To do that, commish Mike Tranghese and company would have to ink a $16 million or $17 million deal. Is $20 million out of the question?

Maybe the Big East should do what the ACC did in its latest football negotiations: hire IMG's Barry Frank as a negotiator.

Whatever the case, don't look for Tranghese to lay an egg in those talks.

There will be a lot riding on this contract. Not just for money for each team -- absolutely vital for teams like UConn, Louisville and Syracuse -- but also giving the teams exposure on TV -- which is very important to recruiting and profile for schools like Providence, DePaul and South Florida. Getting both will go a long way to determining how long the bloated incarnation of the Big East can survive.

SI.com is starting to get ready for b-ball season. They do a slide show of the top-10 Point guards. Carl Krauser is #9.

Then there is Levon Kendall. After his summer playing on both the Canadian Under-21 and full National teams he was the subject of an interesting article last week (you people didn't think I forgot about or missed it did you?). He spoke openly about wanting to be a leader on the team and assume a more prominent role.
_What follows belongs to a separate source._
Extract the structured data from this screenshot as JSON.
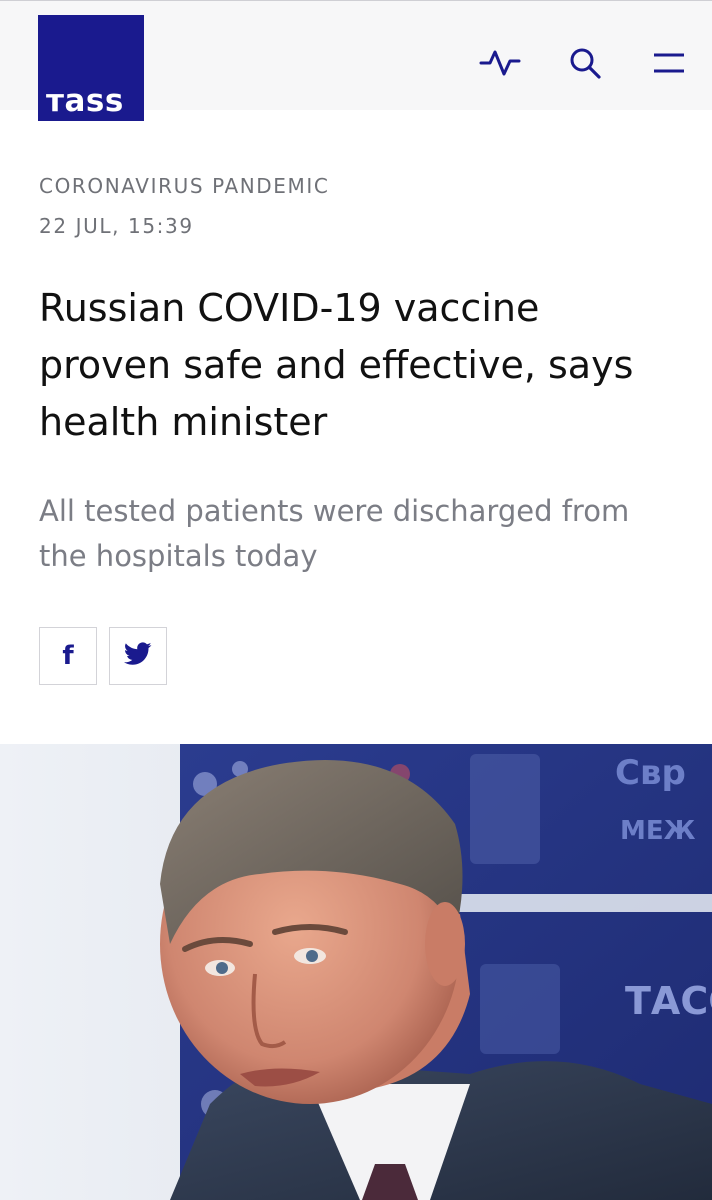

There's no doubt as a Junior he will have the opportunity early in the season, but there will be a lot of competition for minutes at the forward positions. He will have to play better defense (not get caught in a bad position and commit the foul) and be a much more consistent shooter. His energy and hustle are not in question

The part of the interview that got everyone's attention, though, was what he said about Krauser.

"He's definitely going to win some games for us down the stretch," said Kendall, who likely will be the leading candidate to play small forward this season. "It'll be interesting to see if he buys into the system and can play with the other guys because I think the group we have right now really plays well together.

"We have a strong group, and I think Carl will realize that if he buys into that, it's going to make him a lot better player. He's still going to get his shots. I've been telling people that when it comes down to it, he's going to have the ball in a position to score. He's still going to be the go-to guy."

Here's the thing. I don't disagree with any of that. I've been saying that since Krauser decided not to go pro. It's the big thing I'll be watching to see from Coach Jamie Dixon. Keeping Krauser in the team game.

The surprising thing is it came -- attributed -- from one of his teammates. Essentially calling him out before the practices even start to not make it the "Carl Krauser Show." How that plays in the locker and between Krauser and Kendall will be an intriguing subplots this year.

This page is powered by Blogger. Isn't yours?

Listed on BlogShares Weblog Commenting by HaloScan.com